What can I do about a wild plantain infestation in my newly seeded lawn?
I’m getting wild plantain infestation after amending and reseeding my 1,500-square-foot lawn this past spring. I’d like to topdress with compost and new grass seed at the end of this season. Can you recommend the “safest” selective herbicide to control this? Or would you recommend I start new with “safest” broad spectrum herbicide and a total reseed again? After a lot of hard work and money spent amending, tilling, seeding, and watering this past spring, these weeds being so aggressive is very demoralizing. Way too many to hand pluck (I’ve tried).
I intend to get a soil test in the meantime and begin your low input lawn recommendations once it’s established.
Caragh B. Fitzgerald, Associate Extension Professor
I’m sorry to hear about this reseeding problem. Tilling brings buried weed seeds to the surface where they can germinate. It’s not uncommon to see different weed problems after tilling than what you saw before tilling.
Common (or, broadleaf) plantain (Plantago major) is a perennial weed, but it’s one that spreads only by seed. Although an individual plant will come back year after year, it does not spread through runners or rhizomes. General good management of the lawn is always the first step for weed management. That will help the desired grasses to compete against weeds. Information can be found on the UMaine Extension website, Lawns. As you mention, this includes getting soil test results.
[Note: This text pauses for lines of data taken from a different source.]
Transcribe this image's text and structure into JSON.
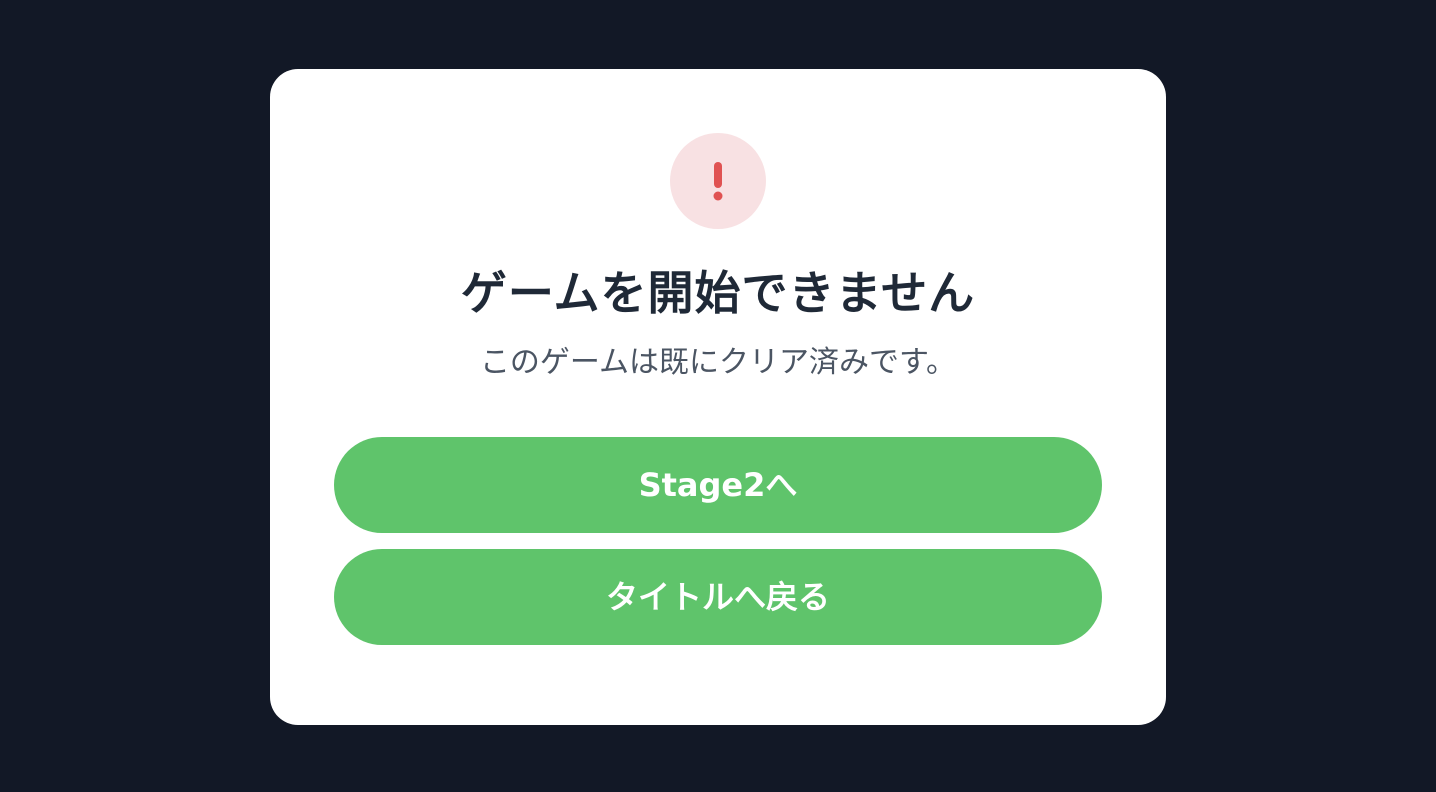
{
  "dialog": {
    "icon": "exclamation-icon",
    "title": "ゲームを開始できません",
    "message": "このゲームは既にクリア済みです。",
    "buttons": {
      "next_stage_label": "Stage2へ",
      "back_to_title_label": "タイトルへ戻る"
    }
  },
  "colors": {
    "background": "#121826",
    "dialog": "#ffffff",
    "icon_bg": "#f8e1e3",
    "icon_fg": "#e05252",
    "title": "#1f2937",
    "message": "#4b5563",
    "button": "#5fc46b",
    "button_text": "#ffffff"
  }
}
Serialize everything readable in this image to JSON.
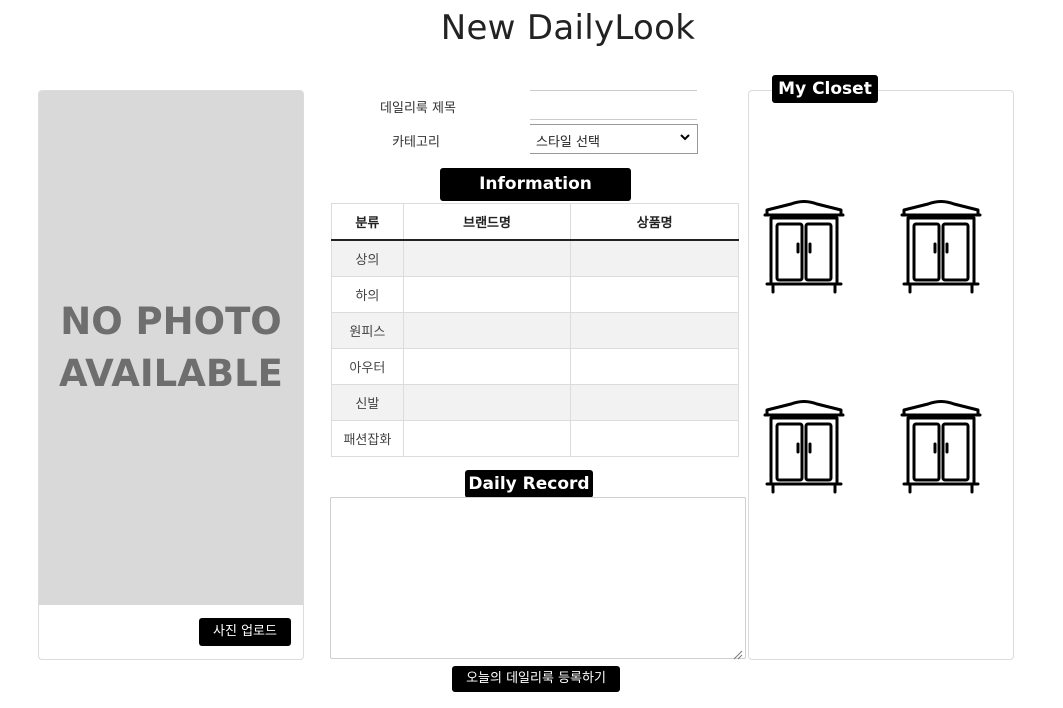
{
  "page": {
    "title": "New DailyLook"
  },
  "photo": {
    "placeholder_text": "NO PHOTO\nAVAILABLE",
    "upload_label": "사진 업로드"
  },
  "form": {
    "title_label": "데일리룩 제목",
    "title_value": "",
    "category_label": "카테고리",
    "category_selected": "스타일 선택"
  },
  "information": {
    "heading": "Information",
    "columns": [
      "분류",
      "브랜드명",
      "상품명"
    ],
    "rows": [
      {
        "category": "상의",
        "brand": "",
        "product": ""
      },
      {
        "category": "하의",
        "brand": "",
        "product": ""
      },
      {
        "category": "원피스",
        "brand": "",
        "product": ""
      },
      {
        "category": "아우터",
        "brand": "",
        "product": ""
      },
      {
        "category": "신발",
        "brand": "",
        "product": ""
      },
      {
        "category": "패션잡화",
        "brand": "",
        "product": ""
      }
    ]
  },
  "record": {
    "heading": "Daily Record",
    "value": ""
  },
  "submit_label": "오늘의 데일리룩 등록하기",
  "closet": {
    "heading": "My Closet",
    "items": [
      {
        "icon": "wardrobe-icon"
      },
      {
        "icon": "wardrobe-icon"
      },
      {
        "icon": "wardrobe-icon"
      },
      {
        "icon": "wardrobe-icon"
      }
    ]
  },
  "colors": {
    "accent": "#000000",
    "placeholder_bg": "#d9d9d9",
    "row_alt": "#f2f2f2"
  }
}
If you are interested in using a herbicide, a broadleaf herbicide would be a good choice in this situation especially since you have some grass already established. You’ll want to find something that is labelled for use on lawns and that includes plantain (or “perennial broadleaf weeds”) on the label. This could be a product with a single ingredient or with multiple herbicides. Some active ingredients that would be effective include 2,4-D, MCPP (mecoprop-p acid), or dicamba. Note that these products will also kill clover.
I don’t think a broad-spectrum herbicide would be more effective in the long run. That will kill the grass in addition to the plantain. You would then need to reseed the whole area. There would also be a waiting period after the application before reseeding. The time would depend on the specific material.
For any herbicide recommendation, be sure to read and follow all label directions. The label may include instructions about management before and after spraying. These could include not mowing for a certain number of days prior to application, timing with respect to anticipated rainfall, health of the weeds (usually need to be actively growing for a herbicide to be effective), and timing of replanting, if any is needed. Also follow any relevant local and state regulations about pesticide use. Safety information can be found at the National Pesticide Information Center. Some information about active ingredient toxicity or materials effective on plantain is also provided in this fact sheet, Pests in Gardens and Landscapes, from the University of California Agriculture and Natural Resources Program.
As you mention, mechanical control options include pulling/digging, which can be difficult with a large infestation. You might want to look for a weed puller or digger that can be used from a standing position. That would be easier, but still might be too much work.